* Your goal
Every entry gets copied exactly. No images go into the copy.
==*==
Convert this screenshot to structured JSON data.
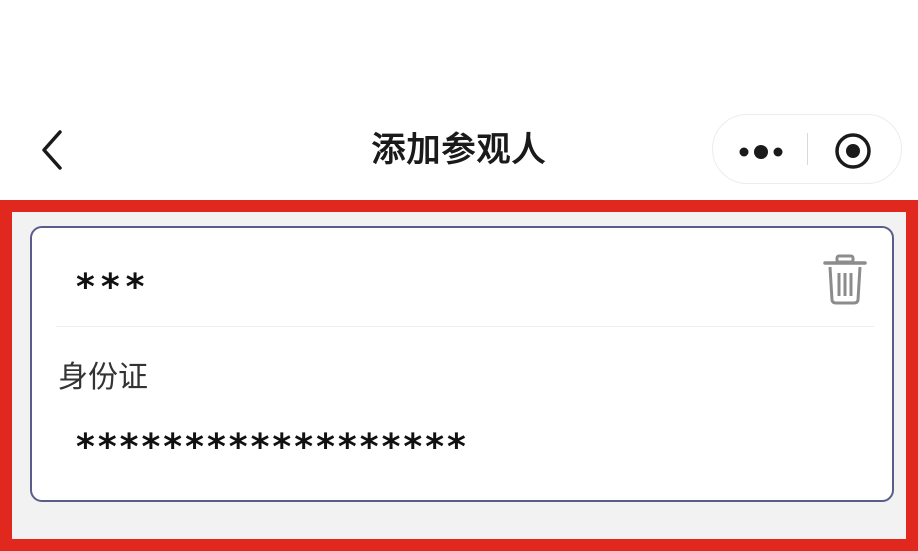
{
  "navbar": {
    "title": "添加参观人",
    "back_icon": "chevron-left-icon",
    "more_icon": "more-dots-icon",
    "close_icon": "target-circle-icon"
  },
  "visitor": {
    "name_masked": "***",
    "id_type_label": "身份证",
    "id_number_masked": "******************",
    "delete_icon": "trash-icon"
  },
  "colors": {
    "highlight_border": "#e0281e",
    "card_border": "#5c5c8a",
    "title_text": "#1a1a1a",
    "icon_gray": "#8c8c8c"
  }
}
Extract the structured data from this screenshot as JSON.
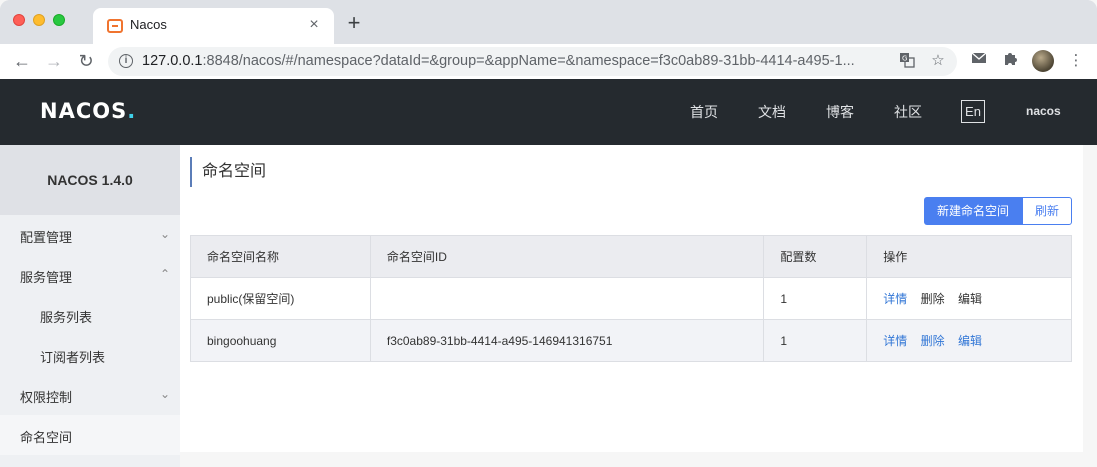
{
  "browser": {
    "tab_title": "Nacos",
    "tab_close": "×",
    "new_tab": "+",
    "url_host": "127.0.0.1",
    "url_rest": ":8848/nacos/#/namespace?dataId=&group=&appName=&namespace=f3c0ab89-31bb-4414-a495-1...",
    "icons": [
      "back-icon",
      "forward-icon",
      "reload-icon",
      "info-icon",
      "translate-icon",
      "star-icon",
      "mail-icon",
      "extensions-icon",
      "menu-icon"
    ]
  },
  "header": {
    "logo": "NACOS",
    "logo_dot": ".",
    "nav": [
      "首页",
      "文档",
      "博客",
      "社区"
    ],
    "lang": "En",
    "user": "nacos"
  },
  "sidebar": {
    "title": "NACOS 1.4.0",
    "items": [
      {
        "label": "配置管理",
        "chevron": "⌄"
      },
      {
        "label": "服务管理",
        "chevron": "⌃"
      },
      {
        "label": "服务列表"
      },
      {
        "label": "订阅者列表"
      },
      {
        "label": "权限控制",
        "chevron": "⌄"
      },
      {
        "label": "命名空间"
      }
    ]
  },
  "main": {
    "title": "命名空间",
    "new_button": "新建命名空间",
    "refresh_button": "刷新",
    "table": {
      "headers": [
        "命名空间名称",
        "命名空间ID",
        "配置数",
        "操作"
      ],
      "rows": [
        {
          "name": "public(保留空间)",
          "id": "",
          "count": "1",
          "ops": [
            "详情",
            "删除",
            "编辑"
          ]
        },
        {
          "name": "bingoohuang",
          "id": "f3c0ab89-31bb-4414-a495-146941316751",
          "count": "1",
          "ops": [
            "详情",
            "删除",
            "编辑"
          ]
        }
      ]
    }
  },
  "colors": {
    "header_bg": "#252a2f",
    "accent": "#4a7ff0",
    "link": "#3176d6"
  }
}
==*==
* Your response
Convert this screenshot to structured JSON data.
{
  "navbar": {
    "title": "添加参观人",
    "back_icon": "chevron-left-icon",
    "more_icon": "more-dots-icon",
    "close_icon": "target-circle-icon"
  },
  "visitor": {
    "name_masked": "***",
    "id_type_label": "身份证",
    "id_number_masked": "******************",
    "delete_icon": "trash-icon"
  },
  "colors": {
    "highlight_border": "#e0281e",
    "card_border": "#5c5c8a",
    "title_text": "#1a1a1a",
    "icon_gray": "#8c8c8c"
  }
}
Extract the structured data from this screenshot as JSON.
{
  "browser": {
    "tab_title": "Nacos",
    "tab_close": "×",
    "new_tab": "+",
    "url_host": "127.0.0.1",
    "url_rest": ":8848/nacos/#/namespace?dataId=&group=&appName=&namespace=f3c0ab89-31bb-4414-a495-1...",
    "icons": [
      "back-icon",
      "forward-icon",
      "reload-icon",
      "info-icon",
      "translate-icon",
      "star-icon",
      "mail-icon",
      "extensions-icon",
      "menu-icon"
    ]
  },
  "header": {
    "logo": "NACOS",
    "logo_dot": ".",
    "nav": [
      "首页",
      "文档",
      "博客",
      "社区"
    ],
    "lang": "En",
    "user": "nacos"
  },
  "sidebar": {
    "title": "NACOS 1.4.0",
    "items": [
      {
        "label": "配置管理",
        "chevron": "⌄"
      },
      {
        "label": "服务管理",
        "chevron": "⌃"
      },
      {
        "label": "服务列表"
      },
      {
        "label": "订阅者列表"
      },
      {
        "label": "权限控制",
        "chevron": "⌄"
      },
      {
        "label": "命名空间"
      }
    ]
  },
  "main": {
    "title": "命名空间",
    "new_button": "新建命名空间",
    "refresh_button": "刷新",
    "table": {
      "headers": [
        "命名空间名称",
        "命名空间ID",
        "配置数",
        "操作"
      ],
      "rows": [
        {
          "name": "public(保留空间)",
          "id": "",
          "count": "1",
          "ops": [
            "详情",
            "删除",
            "编辑"
          ]
        },
        {
          "name": "bingoohuang",
          "id": "f3c0ab89-31bb-4414-a495-146941316751",
          "count": "1",
          "ops": [
            "详情",
            "删除",
            "编辑"
          ]
        }
      ]
    }
  },
  "colors": {
    "header_bg": "#252a2f",
    "accent": "#4a7ff0",
    "link": "#3176d6"
  }
}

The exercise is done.